:: SOURCE INFORMATION ::

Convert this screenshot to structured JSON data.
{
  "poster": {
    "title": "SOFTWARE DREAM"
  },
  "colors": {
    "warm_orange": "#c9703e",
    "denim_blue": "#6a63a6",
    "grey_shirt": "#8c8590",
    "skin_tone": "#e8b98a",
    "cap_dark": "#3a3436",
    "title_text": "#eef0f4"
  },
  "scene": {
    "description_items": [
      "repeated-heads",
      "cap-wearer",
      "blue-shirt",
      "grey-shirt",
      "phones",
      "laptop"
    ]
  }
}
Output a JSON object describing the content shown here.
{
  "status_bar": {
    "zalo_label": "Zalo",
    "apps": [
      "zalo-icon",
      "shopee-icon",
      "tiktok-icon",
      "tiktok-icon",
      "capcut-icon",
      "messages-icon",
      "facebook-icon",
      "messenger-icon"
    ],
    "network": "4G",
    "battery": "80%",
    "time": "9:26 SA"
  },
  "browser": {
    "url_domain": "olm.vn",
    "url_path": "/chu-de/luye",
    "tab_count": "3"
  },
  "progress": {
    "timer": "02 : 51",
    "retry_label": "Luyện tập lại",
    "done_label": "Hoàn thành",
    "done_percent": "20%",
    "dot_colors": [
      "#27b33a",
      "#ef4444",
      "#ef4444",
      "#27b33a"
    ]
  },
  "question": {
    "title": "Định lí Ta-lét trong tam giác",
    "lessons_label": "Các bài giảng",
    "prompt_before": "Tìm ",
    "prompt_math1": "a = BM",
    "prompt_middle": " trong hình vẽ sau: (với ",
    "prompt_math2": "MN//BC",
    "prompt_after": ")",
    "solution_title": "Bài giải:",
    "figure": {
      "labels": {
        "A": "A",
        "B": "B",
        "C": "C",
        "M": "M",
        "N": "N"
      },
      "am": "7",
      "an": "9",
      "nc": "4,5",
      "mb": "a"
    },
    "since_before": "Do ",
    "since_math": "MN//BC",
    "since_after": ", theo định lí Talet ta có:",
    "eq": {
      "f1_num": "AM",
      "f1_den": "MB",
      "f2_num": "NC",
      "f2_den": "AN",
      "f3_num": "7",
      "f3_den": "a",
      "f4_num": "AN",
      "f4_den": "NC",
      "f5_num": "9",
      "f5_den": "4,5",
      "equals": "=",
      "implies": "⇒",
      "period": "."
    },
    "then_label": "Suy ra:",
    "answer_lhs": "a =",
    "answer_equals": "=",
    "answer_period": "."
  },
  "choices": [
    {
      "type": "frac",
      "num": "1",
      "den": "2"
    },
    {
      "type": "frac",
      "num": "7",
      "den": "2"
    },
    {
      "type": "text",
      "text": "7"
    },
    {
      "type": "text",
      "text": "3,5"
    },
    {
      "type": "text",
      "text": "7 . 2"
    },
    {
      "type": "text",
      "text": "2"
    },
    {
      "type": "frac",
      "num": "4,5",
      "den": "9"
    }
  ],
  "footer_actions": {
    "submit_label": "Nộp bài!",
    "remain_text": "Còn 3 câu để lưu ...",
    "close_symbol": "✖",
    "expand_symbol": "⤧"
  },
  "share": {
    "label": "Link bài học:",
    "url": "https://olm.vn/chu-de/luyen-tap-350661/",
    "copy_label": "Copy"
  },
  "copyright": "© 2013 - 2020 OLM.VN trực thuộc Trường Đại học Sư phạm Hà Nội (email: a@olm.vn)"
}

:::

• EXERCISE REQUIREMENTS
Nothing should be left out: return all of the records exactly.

• TASK SOLUTION
Convert this screenshot to structured JSON data.
{
  "poster": {
    "title": "SOFTWARE DREAM"
  },
  "colors": {
    "warm_orange": "#c9703e",
    "denim_blue": "#6a63a6",
    "grey_shirt": "#8c8590",
    "skin_tone": "#e8b98a",
    "cap_dark": "#3a3436",
    "title_text": "#eef0f4"
  },
  "scene": {
    "description_items": [
      "repeated-heads",
      "cap-wearer",
      "blue-shirt",
      "grey-shirt",
      "phones",
      "laptop"
    ]
  }
}
Output a JSON object describing the content shown here.
{
  "status_bar": {
    "zalo_label": "Zalo",
    "apps": [
      "zalo-icon",
      "shopee-icon",
      "tiktok-icon",
      "tiktok-icon",
      "capcut-icon",
      "messages-icon",
      "facebook-icon",
      "messenger-icon"
    ],
    "network": "4G",
    "battery": "80%",
    "time": "9:26 SA"
  },
  "browser": {
    "url_domain": "olm.vn",
    "url_path": "/chu-de/luye",
    "tab_count": "3"
  },
  "progress": {
    "timer": "02 : 51",
    "retry_label": "Luyện tập lại",
    "done_label": "Hoàn thành",
    "done_percent": "20%",
    "dot_colors": [
      "#27b33a",
      "#ef4444",
      "#ef4444",
      "#27b33a"
    ]
  },
  "question": {
    "title": "Định lí Ta-lét trong tam giác",
    "lessons_label": "Các bài giảng",
    "prompt_before": "Tìm ",
    "prompt_math1": "a = BM",
    "prompt_middle": " trong hình vẽ sau: (với ",
    "prompt_math2": "MN//BC",
    "prompt_after": ")",
    "solution_title": "Bài giải:",
    "figure": {
      "labels": {
        "A": "A",
        "B": "B",
        "C": "C",
        "M": "M",
        "N": "N"
      },
      "am": "7",
      "an": "9",
      "nc": "4,5",
      "mb": "a"
    },
    "since_before": "Do ",
    "since_math": "MN//BC",
    "since_after": ", theo định lí Talet ta có:",
    "eq": {
      "f1_num": "AM",
      "f1_den": "MB",
      "f2_num": "NC",
      "f2_den": "AN",
      "f3_num": "7",
      "f3_den": "a",
      "f4_num": "AN",
      "f4_den": "NC",
      "f5_num": "9",
      "f5_den": "4,5",
      "equals": "=",
      "implies": "⇒",
      "period": "."
    },
    "then_label": "Suy ra:",
    "answer_lhs": "a =",
    "answer_equals": "=",
    "answer_period": "."
  },
  "choices": [
    {
      "type": "frac",
      "num": "1",
      "den": "2"
    },
    {
      "type": "frac",
      "num": "7",
      "den": "2"
    },
    {
      "type": "text",
      "text": "7"
    },
    {
      "type": "text",
      "text": "3,5"
    },
    {
      "type": "text",
      "text": "7 . 2"
    },
    {
      "type": "text",
      "text": "2"
    },
    {
      "type": "frac",
      "num": "4,5",
      "den": "9"
    }
  ],
  "footer_actions": {
    "submit_label": "Nộp bài!",
    "remain_text": "Còn 3 câu để lưu ...",
    "close_symbol": "✖",
    "expand_symbol": "⤧"
  },
  "share": {
    "label": "Link bài học:",
    "url": "https://olm.vn/chu-de/luyen-tap-350661/",
    "copy_label": "Copy"
  },
  "copyright": "© 2013 - 2020 OLM.VN trực thuộc Trường Đại học Sư phạm Hà Nội (email: a@olm.vn)"
}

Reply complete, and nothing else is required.